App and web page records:
%%
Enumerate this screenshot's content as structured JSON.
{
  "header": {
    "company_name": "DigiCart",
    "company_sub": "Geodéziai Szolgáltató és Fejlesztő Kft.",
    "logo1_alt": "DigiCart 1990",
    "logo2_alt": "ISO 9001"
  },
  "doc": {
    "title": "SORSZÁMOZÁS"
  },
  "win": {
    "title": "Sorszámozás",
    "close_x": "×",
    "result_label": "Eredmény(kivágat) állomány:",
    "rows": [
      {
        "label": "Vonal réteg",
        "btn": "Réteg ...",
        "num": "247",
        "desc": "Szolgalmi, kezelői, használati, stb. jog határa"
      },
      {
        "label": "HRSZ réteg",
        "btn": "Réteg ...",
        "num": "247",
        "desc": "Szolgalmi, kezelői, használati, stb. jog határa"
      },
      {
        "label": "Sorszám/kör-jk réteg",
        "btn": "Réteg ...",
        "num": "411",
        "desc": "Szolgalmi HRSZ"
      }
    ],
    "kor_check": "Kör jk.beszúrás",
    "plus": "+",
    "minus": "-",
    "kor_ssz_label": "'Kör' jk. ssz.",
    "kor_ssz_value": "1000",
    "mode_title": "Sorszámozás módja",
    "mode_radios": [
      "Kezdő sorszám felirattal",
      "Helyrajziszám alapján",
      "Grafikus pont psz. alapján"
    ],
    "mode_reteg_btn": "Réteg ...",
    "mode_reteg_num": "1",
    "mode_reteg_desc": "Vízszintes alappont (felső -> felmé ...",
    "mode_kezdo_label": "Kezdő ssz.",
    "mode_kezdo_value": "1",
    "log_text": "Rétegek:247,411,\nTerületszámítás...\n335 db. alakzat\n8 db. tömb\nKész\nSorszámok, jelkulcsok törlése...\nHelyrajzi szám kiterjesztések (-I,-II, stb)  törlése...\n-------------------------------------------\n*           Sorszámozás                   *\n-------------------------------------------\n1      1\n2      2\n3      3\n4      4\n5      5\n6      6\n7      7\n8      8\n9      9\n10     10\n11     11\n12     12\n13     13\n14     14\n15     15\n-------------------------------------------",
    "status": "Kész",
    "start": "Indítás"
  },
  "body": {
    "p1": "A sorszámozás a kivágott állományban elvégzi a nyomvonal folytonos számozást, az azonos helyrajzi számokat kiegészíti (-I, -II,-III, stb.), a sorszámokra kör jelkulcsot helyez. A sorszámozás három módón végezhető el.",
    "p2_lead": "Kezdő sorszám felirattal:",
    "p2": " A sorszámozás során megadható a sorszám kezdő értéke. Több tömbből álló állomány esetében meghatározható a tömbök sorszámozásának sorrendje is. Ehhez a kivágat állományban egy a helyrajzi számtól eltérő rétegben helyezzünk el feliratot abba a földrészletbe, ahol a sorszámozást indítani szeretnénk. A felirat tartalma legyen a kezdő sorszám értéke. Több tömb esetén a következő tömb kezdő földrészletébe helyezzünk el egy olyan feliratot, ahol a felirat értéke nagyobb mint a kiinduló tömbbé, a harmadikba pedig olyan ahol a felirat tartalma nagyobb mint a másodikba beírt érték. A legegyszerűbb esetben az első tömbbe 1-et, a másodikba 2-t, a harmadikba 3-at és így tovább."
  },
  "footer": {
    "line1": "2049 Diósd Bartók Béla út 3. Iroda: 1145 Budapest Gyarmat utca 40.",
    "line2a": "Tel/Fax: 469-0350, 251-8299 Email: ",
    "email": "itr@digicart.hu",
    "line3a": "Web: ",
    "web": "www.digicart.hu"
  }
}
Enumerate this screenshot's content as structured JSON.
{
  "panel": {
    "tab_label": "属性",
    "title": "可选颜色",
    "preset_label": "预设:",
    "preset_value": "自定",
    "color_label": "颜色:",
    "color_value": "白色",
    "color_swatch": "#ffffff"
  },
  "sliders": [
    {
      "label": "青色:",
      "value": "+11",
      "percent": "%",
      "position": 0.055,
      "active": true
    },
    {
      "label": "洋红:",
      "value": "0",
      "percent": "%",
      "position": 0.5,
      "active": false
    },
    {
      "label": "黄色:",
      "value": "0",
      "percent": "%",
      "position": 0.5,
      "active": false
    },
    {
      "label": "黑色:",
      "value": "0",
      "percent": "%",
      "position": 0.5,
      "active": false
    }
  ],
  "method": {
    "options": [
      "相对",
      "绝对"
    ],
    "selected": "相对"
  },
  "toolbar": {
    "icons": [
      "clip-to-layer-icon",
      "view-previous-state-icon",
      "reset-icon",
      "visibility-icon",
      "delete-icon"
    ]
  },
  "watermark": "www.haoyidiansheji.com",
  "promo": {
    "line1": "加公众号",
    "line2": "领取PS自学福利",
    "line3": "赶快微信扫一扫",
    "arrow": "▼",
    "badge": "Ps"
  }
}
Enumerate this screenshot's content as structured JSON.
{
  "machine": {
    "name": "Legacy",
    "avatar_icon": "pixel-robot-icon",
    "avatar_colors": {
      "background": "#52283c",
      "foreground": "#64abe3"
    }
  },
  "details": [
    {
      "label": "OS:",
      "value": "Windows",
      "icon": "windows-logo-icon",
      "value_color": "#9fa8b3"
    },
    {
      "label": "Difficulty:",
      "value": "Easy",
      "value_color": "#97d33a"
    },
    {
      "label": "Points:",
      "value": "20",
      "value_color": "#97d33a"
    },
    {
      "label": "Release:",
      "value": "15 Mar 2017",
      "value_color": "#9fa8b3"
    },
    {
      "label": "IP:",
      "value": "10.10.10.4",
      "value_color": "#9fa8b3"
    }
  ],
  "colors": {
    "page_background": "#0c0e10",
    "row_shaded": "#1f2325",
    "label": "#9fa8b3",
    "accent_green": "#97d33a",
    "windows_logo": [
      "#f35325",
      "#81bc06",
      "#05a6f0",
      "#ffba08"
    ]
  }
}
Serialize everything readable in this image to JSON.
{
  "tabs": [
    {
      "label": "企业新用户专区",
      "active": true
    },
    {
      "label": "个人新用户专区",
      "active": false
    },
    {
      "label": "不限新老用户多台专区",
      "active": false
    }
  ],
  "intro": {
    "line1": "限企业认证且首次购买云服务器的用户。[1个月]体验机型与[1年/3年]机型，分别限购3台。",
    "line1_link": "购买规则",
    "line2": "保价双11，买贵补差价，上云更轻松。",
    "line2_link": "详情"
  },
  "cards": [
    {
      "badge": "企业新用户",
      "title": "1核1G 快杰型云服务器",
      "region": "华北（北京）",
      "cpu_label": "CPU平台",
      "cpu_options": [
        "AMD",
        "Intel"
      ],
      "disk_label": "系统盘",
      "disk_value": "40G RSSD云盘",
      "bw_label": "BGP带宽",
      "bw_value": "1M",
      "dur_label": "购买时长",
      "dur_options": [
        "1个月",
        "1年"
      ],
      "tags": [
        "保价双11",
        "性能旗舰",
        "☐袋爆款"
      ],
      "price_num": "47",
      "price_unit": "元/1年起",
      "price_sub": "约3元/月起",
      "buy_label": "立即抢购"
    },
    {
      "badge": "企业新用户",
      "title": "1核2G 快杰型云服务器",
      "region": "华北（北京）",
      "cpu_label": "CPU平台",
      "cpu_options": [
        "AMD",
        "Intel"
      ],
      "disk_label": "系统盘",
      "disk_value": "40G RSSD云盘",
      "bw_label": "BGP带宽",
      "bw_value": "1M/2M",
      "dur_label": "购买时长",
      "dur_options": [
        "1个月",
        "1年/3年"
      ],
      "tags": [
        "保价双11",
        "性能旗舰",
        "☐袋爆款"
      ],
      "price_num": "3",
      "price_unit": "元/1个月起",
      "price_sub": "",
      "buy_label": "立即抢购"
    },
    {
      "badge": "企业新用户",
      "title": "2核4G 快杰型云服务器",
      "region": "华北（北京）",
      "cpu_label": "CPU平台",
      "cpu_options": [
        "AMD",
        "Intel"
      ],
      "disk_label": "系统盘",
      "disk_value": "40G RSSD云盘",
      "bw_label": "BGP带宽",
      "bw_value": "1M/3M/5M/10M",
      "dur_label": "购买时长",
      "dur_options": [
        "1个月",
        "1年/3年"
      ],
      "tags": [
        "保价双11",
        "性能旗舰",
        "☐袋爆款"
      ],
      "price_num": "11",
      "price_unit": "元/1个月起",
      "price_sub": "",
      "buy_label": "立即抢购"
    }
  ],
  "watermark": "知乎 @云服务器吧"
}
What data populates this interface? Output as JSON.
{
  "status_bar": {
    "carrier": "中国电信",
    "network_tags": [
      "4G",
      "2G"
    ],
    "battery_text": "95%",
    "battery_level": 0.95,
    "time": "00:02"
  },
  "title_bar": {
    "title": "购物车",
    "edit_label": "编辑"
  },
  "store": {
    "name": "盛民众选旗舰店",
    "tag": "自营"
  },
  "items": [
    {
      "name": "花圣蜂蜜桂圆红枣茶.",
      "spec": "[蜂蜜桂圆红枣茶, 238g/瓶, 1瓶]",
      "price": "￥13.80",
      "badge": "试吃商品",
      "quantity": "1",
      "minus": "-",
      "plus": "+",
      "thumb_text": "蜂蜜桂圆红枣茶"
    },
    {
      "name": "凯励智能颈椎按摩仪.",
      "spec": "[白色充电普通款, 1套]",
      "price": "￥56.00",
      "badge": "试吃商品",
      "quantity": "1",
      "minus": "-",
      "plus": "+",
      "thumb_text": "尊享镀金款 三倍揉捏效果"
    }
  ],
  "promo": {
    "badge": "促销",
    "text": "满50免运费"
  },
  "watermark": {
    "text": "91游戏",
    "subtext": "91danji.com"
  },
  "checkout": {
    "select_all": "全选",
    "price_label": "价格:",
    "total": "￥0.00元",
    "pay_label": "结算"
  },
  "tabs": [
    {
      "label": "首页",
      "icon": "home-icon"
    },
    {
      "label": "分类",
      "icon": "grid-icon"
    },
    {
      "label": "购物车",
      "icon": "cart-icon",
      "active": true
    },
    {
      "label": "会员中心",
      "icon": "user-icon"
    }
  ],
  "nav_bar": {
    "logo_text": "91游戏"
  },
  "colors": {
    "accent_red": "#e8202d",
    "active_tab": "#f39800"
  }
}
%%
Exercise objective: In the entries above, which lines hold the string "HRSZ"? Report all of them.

Answer for the task:
        "label": "HRSZ réteg",
        "desc": "Szolgalmi HRSZ"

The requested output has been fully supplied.